(Davis, California – November 3, 2013)
The tragic death of a well-known California community activist, killed by a train as she awaited the arrival of another Amtrak passenger train at the Davis, CA depot at about 7:07 P.M. last Sunday evening, was still under investigation by local police authorities.
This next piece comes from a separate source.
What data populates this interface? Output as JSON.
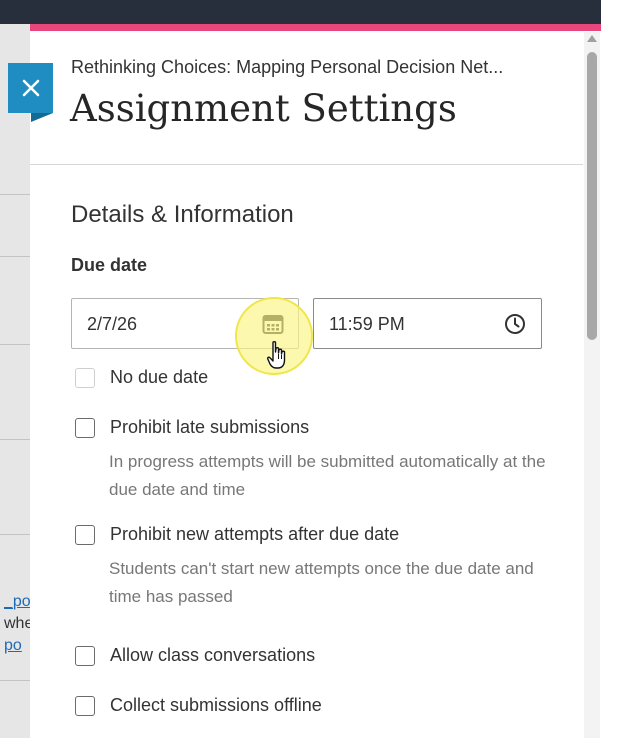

But many questions were left unanswered by Amtrak and Union Pacific officials as they gave various reasons for their lack of response to family and news media questions.
Andrea Mrotz, 29, a graduate of the University of California at Davis in microbiology, and a leader and organizer for Label GMOs: California Grassroots for the Vallejo and Benicia area, was crossing from one station platform to the other when she was struck and killed by an eastbound Capitol Corridor train with 314 passengers and crew on board. “She was standing next to her belongings when she got hit,” said Alberta Jones, the victim’s aunt. “Until we see the video, we won’t know how she ended up on the tracks.”
Jones added that her niece was familiar with the Davis Amtrak station and used the train regularly.
The video, meanwhile, filmed by a camera on board the nose of the locomotive, was being studied by Amtrak and Union Pacific, and was evidently not available to anyone beyond railroad officials, one of whom allegedly told Mrotz’s relatives that the train had extra passengers due to a Raiders NFL game played in Oakland. Thus, her family believes the train was longer than usual as well as there being a number of additional factors that may have contributed to the victim’s demise.
UP Spokesman Aaron Hunt, in an e-mail to news media, said that a full investigation would not be complete until a coroner’s report is received, and added that “we do not know if a cell phone or other electronic device was in use at the time of the incident.”
Rachel Pachivas, Bay Area Director for Label GMOs, which is an organization promoting the mandatory labeling of genetically engineered ingredients, said that Mrotz “loved life and had a passion to see others’ lives thrive.” Meanwhile, Pamm Larry, Northern California Director for and founder of the organization, called the victim “an amazing, energetic, creative organizer who was committed to food safety and sovereignty.”
Davis activist Barbara King, who had met Mrotz at a Davis Citizens Against Fluoridation meeting last September commented, “A bright light just went out.”